Chinese Business Culture
China, (People's Republic of China), is situated in eastern Asia, bounded by the Pacific in the east. The third largest country in the world, after Russia and Canada, it has an area of 9.6 million square kilometers, or one-fifteenth of the world's land mass. The border stretches over 22,000 kilometers on land and the coastline extends well over 18,000 kilometers.
China is a highly diverse country and its terrain varies from plains, deltas and hills in the east to mountains, high plateaux and deserts in the west. Less than one-sixth of China is suitable for agriculture and the most fertile areas lie in the eastern third of the country, which is economically the most developed region.
China has a marked continental monsoonal climate characterized by great variety. Northerly winds prevail in winter, while southerly winds reign in summer. The four seasons are quite distinct. The rainy season coincides with the hot season. From September to April the following year, the dry and cold winter monsoons from Siberia and Mongolia in the north gradually become weak as they reach the southern part of the country, resulting in cold and dry winters and great differences in temperature. The summer monsoons last from April to September.
There are three major hierarchies in China: the Chinese Communist Party (CCP), the government and the military. The supreme decision-making body in China is the CCP Politburo and its 9-member Standing Committee, which acts as a kind of 'inner cabinet', and is headed by the General Secretary of the Chinese Communist Party. The National People's Congress (NPC) is China's legislative body. It has a five-year membership and meets once a year in plenary session. However, in practice it is the CCP who takes all key decisions.
China has been one of the world's economic success stories since reforms began in 1978 and has recently overtaken Italy to become the sixth largest economy in the world (in purchasing power parity terms, China is the world's second biggest economy). Official figures show that GDP grew on average by well over 10% per annum until the mid-90s and currently stands at around 7-8% a year.
A growing share of China's economic growth has been generated in the private sector as the government has opened up industries to domestic and foreign competition, though the role of the state in ownership and planning remains extensive. China is the world's 6th largest trading nation. Its exports and imports of goods were valued at $ 326bn and $295bn respectively in 2002.
China's economic and social development challenges remain huge. These include reforming state-owned industries, overhauling the financial sector and raising the incomes of China's rural population. China's leaders have launched a campaign to develop China's western regions in an effort to slow down the widening income gap between China's more developed eastern and coastal areas and the interior. China's entry into the World Trade Organisation in December 2001 is further integrating China into the global economy.
Source: Foreign & Common Wealth Office UK
Chinese Business Culture
Avoid comparing Chinese events with parallel foreign ones
At times, during business meetings, comparisons with the West may occur automatically, but don't verbalize everything. It can be annoying to Chinese managers and can appear unappreciative. Don't make the West the standard for everything. When you're in China, be there.
Don't overly praise Western values and lifestyles

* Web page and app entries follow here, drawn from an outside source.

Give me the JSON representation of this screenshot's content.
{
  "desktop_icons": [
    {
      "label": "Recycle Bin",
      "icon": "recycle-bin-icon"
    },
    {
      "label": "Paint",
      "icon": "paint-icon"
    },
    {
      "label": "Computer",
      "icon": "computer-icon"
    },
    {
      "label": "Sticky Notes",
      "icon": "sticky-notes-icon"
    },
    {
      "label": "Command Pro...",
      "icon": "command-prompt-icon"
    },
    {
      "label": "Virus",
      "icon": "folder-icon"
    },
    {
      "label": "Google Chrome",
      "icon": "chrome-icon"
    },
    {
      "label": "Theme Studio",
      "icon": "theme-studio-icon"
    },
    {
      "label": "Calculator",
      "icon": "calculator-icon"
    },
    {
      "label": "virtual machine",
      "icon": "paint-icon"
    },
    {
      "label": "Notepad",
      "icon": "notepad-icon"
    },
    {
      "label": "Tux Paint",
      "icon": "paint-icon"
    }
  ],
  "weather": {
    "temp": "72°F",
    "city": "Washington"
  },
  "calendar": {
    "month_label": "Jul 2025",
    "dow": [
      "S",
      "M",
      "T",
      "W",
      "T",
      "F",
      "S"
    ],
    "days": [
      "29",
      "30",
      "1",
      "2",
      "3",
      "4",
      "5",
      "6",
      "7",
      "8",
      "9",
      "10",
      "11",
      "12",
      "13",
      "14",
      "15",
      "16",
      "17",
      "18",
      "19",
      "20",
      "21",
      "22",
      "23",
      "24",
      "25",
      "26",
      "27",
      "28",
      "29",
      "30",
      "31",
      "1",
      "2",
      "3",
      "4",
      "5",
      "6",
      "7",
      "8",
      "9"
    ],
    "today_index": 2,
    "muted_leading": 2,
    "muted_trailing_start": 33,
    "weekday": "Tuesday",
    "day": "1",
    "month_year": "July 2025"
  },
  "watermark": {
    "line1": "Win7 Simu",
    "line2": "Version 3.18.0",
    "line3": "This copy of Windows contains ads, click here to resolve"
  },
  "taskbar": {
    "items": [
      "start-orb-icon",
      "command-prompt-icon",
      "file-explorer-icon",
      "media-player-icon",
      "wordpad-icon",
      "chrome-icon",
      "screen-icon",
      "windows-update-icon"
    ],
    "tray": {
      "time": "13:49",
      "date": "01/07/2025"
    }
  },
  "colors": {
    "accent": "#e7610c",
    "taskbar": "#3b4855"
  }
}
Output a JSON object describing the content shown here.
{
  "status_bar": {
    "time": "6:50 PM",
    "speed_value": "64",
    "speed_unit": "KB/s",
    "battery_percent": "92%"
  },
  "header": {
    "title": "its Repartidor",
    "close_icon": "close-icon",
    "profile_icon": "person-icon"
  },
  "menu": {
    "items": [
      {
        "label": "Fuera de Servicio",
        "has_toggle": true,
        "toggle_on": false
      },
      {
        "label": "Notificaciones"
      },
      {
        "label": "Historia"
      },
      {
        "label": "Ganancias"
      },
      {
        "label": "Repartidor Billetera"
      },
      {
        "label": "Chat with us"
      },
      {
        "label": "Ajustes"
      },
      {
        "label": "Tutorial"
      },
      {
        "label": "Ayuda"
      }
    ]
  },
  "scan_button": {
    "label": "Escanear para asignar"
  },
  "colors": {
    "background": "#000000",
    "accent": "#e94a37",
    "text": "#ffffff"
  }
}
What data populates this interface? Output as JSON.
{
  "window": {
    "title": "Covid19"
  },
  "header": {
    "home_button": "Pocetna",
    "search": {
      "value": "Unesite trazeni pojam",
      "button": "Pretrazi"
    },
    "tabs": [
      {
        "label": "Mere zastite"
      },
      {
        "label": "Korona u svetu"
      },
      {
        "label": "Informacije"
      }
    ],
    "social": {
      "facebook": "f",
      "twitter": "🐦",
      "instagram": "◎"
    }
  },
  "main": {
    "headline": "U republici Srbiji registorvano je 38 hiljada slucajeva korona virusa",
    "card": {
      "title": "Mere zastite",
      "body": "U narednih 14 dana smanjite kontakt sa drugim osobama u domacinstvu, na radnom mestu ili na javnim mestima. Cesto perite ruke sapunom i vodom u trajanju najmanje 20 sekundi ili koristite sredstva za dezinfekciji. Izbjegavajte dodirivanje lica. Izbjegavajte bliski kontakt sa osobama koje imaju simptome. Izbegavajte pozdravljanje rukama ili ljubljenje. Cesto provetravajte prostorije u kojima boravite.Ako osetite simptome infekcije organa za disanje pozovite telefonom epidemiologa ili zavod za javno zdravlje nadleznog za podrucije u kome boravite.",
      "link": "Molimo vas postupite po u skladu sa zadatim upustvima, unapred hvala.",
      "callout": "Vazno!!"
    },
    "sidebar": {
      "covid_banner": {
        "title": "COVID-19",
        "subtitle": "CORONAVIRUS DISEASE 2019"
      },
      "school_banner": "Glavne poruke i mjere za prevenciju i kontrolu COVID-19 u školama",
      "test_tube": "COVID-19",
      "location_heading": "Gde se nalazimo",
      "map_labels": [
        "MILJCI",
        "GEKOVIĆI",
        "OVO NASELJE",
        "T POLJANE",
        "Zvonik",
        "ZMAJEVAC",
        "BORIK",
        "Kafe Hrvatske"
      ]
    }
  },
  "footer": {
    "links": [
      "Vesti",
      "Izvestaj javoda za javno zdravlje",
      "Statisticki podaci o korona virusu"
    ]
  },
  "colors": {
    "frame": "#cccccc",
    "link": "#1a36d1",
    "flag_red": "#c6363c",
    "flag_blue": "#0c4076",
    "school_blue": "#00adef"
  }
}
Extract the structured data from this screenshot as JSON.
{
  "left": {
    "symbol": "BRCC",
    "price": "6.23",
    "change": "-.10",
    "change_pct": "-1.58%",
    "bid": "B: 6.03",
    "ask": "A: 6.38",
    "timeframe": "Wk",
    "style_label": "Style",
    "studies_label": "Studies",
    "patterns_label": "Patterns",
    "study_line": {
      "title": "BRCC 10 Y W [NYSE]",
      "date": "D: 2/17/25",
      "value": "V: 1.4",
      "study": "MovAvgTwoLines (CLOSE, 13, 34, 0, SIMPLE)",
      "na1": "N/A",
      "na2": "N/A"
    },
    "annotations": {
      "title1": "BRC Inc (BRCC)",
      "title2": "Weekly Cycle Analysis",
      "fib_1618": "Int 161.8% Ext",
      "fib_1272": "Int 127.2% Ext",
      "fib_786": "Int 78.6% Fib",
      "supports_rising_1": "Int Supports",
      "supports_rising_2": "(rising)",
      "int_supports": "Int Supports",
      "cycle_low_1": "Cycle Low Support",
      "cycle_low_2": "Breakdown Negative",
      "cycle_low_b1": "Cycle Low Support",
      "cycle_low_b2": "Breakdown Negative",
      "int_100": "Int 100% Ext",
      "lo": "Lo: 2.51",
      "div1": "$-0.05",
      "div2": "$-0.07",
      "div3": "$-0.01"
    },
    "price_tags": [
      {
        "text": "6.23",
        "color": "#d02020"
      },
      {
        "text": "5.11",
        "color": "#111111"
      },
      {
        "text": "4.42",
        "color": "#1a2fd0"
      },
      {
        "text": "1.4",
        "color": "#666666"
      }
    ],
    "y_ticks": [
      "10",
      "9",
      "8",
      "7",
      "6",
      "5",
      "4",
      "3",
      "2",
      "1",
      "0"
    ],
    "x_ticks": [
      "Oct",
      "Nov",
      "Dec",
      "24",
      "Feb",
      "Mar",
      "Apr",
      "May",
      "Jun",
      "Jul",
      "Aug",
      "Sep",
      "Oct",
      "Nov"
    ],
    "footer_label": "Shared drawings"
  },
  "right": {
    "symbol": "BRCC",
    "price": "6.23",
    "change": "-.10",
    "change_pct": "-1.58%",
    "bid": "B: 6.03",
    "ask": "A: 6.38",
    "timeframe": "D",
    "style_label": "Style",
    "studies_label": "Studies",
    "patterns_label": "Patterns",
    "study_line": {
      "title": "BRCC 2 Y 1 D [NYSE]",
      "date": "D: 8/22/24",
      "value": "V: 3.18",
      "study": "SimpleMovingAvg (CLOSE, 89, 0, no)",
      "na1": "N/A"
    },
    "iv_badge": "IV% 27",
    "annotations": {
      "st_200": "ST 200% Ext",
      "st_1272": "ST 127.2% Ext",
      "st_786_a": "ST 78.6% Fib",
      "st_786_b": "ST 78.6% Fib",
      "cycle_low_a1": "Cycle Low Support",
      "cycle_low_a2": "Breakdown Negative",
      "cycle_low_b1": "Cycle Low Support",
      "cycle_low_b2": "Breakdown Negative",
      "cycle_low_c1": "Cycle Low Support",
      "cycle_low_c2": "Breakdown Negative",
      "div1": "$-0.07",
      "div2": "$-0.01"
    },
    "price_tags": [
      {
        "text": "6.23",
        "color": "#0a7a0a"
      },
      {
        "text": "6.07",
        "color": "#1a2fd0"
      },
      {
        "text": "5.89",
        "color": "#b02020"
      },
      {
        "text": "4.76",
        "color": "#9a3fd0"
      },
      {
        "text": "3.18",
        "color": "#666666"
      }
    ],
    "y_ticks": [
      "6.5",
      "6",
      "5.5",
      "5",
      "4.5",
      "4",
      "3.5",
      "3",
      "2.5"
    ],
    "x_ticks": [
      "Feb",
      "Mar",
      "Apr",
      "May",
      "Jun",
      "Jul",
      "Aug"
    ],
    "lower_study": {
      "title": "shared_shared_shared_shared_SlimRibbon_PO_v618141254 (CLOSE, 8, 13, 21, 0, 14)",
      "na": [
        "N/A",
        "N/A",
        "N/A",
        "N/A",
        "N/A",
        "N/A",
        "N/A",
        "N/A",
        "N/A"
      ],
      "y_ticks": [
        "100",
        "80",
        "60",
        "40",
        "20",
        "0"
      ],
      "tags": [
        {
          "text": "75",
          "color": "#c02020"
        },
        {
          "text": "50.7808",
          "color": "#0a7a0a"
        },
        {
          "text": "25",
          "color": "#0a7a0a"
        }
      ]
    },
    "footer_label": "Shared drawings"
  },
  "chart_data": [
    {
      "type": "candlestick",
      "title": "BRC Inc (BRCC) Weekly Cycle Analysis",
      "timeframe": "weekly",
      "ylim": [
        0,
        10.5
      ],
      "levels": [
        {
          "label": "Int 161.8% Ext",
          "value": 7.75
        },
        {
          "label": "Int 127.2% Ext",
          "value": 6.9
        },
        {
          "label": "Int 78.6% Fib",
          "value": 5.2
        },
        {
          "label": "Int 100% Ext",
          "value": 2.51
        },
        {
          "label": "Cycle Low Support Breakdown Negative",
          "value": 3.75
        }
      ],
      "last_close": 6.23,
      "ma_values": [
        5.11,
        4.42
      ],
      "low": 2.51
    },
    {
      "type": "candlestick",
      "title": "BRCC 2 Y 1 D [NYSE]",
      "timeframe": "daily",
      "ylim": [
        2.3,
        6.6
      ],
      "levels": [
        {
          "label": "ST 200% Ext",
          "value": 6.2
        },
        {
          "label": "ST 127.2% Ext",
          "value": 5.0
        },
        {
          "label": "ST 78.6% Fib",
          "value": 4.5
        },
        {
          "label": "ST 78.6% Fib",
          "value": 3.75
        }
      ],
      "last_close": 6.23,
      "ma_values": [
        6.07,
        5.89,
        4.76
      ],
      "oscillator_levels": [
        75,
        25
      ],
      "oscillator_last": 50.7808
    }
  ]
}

This is just arrogance run wild. Hold back your inflated sense of cultural superiority, which is often unfounded. Such a faux pas would destroy the possibility of doing business in China.
Know Chinese business styles
Chinese business is guided by Chinese, not Western, values. The aggressive, backslapping, ‘let's get it on' Western approach just won't do. Western machismo will surely produce a Western fiasco in China.
In fact, instead of heightened male-driven models, you'd do much better adopting a more androgynous style - one marked by a quiet strength and a passive determination. Success in Chinese business requires a new style that combines both masculine and feminine qualities, strength and gentleness, both determination and flexibility. Linking competition with co-operation will serve you well during Chinese business meetings.
Coming to agreement rather than reaching a majority is a priority. Reaching an overall consensus is crucial in China. The key is to address each business person's wishes in the decision. Getting the entire business group to agree is the goal, even when it simply involves choosing a restaurant for dinner.
All business transactions seem to be exercises in bargaining. Almost everything requires bargaining: negotiating a lease for office space, establishing rates for executive's monthly consultant fees, negotiating prices on goods manufactured or establishing percentages on government contracts with major vendors.
So, be prepared. If you're looking to manufacture or establish joint ventures, know that the first price or percentage you're given is never the final number. It's only a starting point, and from there you and your Chinese partners will work your way to a second and third price or percentage.
Aversion to conflict or to any social disorder is high in China. Feeling ashamed in public is the ultimate taboo. Avoiding loss of face is primary. Thus, open disagreement between two business parties is avoided, since it would require one to lose face in public. Be sensitive to this: be aware that this is much more serious than simple embarrassment, and avoid any business situations that could cause or precipitate any public shame or embarrassment.